Given records:
[Start of section]
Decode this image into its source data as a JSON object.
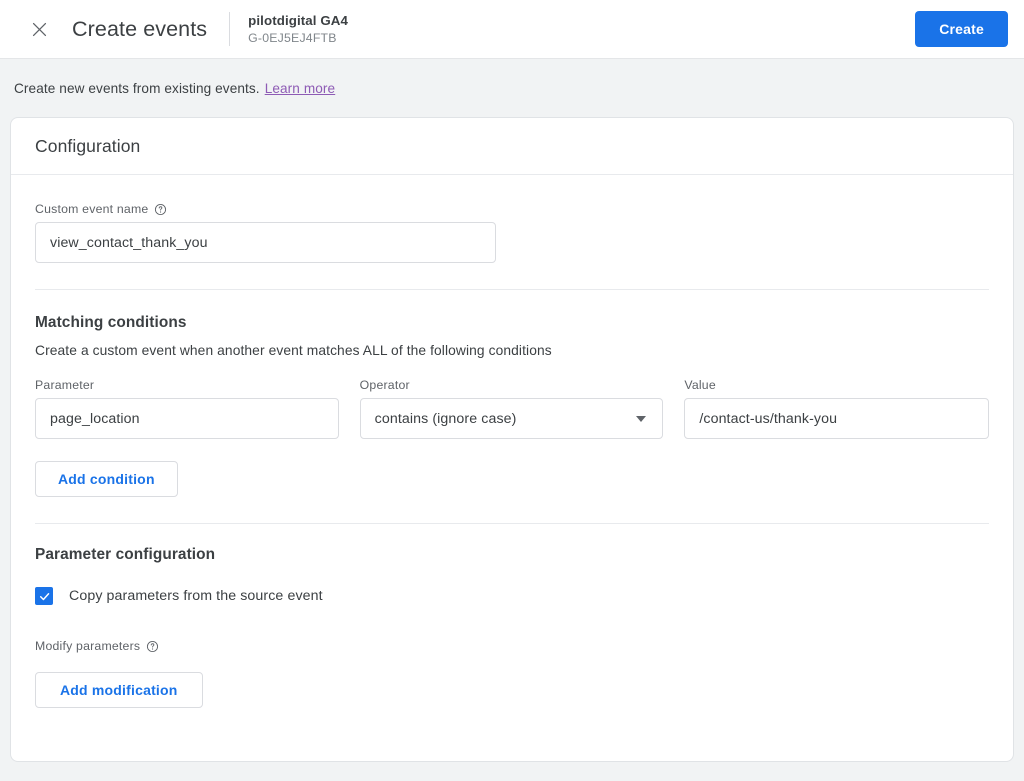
{
  "header": {
    "close_icon": "close-icon",
    "title": "Create events",
    "property_name": "pilotdigital GA4",
    "property_id": "G-0EJ5EJ4FTB",
    "create_label": "Create",
    "accent_color": "#1a73e8"
  },
  "notice": {
    "text": "Create new events from existing events.",
    "link_label": "Learn more",
    "link_color": "#8e5bb5",
    "background": "#f1f3f4"
  },
  "card": {
    "title": "Configuration"
  },
  "custom_event": {
    "label": "Custom event name",
    "help_icon": "help-circle-icon",
    "value": "view_contact_thank_you",
    "placeholder": "Custom event name"
  },
  "matching_conditions": {
    "title": "Matching conditions",
    "description": "Create a custom event when another event matches ALL of the following conditions",
    "columns": {
      "parameter": "Parameter",
      "operator": "Operator",
      "value": "Value"
    },
    "rows": [
      {
        "parameter": "page_location",
        "operator": "contains (ignore case)",
        "value": "/contact-us/thank-you"
      }
    ],
    "add_condition_label": "Add condition"
  },
  "parameter_configuration": {
    "title": "Parameter configuration",
    "copy_params_label": "Copy parameters from the source event",
    "copy_params_checked": true,
    "modify_params_label": "Modify parameters",
    "modify_help_icon": "help-circle-icon",
    "add_modification_label": "Add modification"
  }
}
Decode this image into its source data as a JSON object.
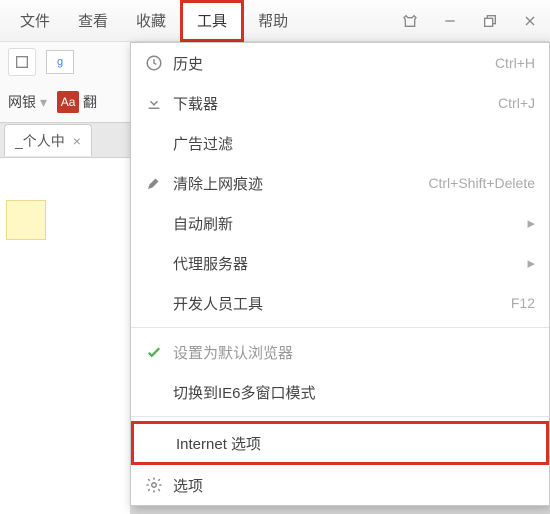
{
  "menubar": {
    "items": [
      {
        "label": "文件"
      },
      {
        "label": "查看"
      },
      {
        "label": "收藏"
      },
      {
        "label": "工具"
      },
      {
        "label": "帮助"
      }
    ],
    "selected_index": 3
  },
  "toolbar": {
    "bookmark1": "网银",
    "bookmark2": "翻"
  },
  "tab": {
    "title": "_个人中",
    "close": "×"
  },
  "dropdown": {
    "items": [
      {
        "icon": "clock",
        "label": "历史",
        "shortcut": "Ctrl+H"
      },
      {
        "icon": "download",
        "label": "下载器",
        "shortcut": "Ctrl+J"
      },
      {
        "icon": "",
        "label": "广告过滤",
        "shortcut": ""
      },
      {
        "icon": "brush",
        "label": "清除上网痕迹",
        "shortcut": "Ctrl+Shift+Delete"
      },
      {
        "icon": "",
        "label": "自动刷新",
        "shortcut": "",
        "submenu": true
      },
      {
        "icon": "",
        "label": "代理服务器",
        "shortcut": "",
        "submenu": true
      },
      {
        "icon": "",
        "label": "开发人员工具",
        "shortcut": "F12"
      },
      {
        "sep": true
      },
      {
        "icon": "check",
        "label": "设置为默认浏览器",
        "shortcut": "",
        "gray": true
      },
      {
        "icon": "",
        "label": "切换到IE6多窗口模式",
        "shortcut": ""
      },
      {
        "sep": true
      },
      {
        "icon": "",
        "label": "Internet 选项",
        "shortcut": "",
        "highlight": true
      },
      {
        "icon": "gear",
        "label": "选项",
        "shortcut": ""
      }
    ]
  }
}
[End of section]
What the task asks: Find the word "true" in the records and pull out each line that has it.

Response below:
    "copy_params_checked": true,
        "submenu": true
        "submenu": true
        "sep": true
        "gray": true
        "sep": true
        "highlight": true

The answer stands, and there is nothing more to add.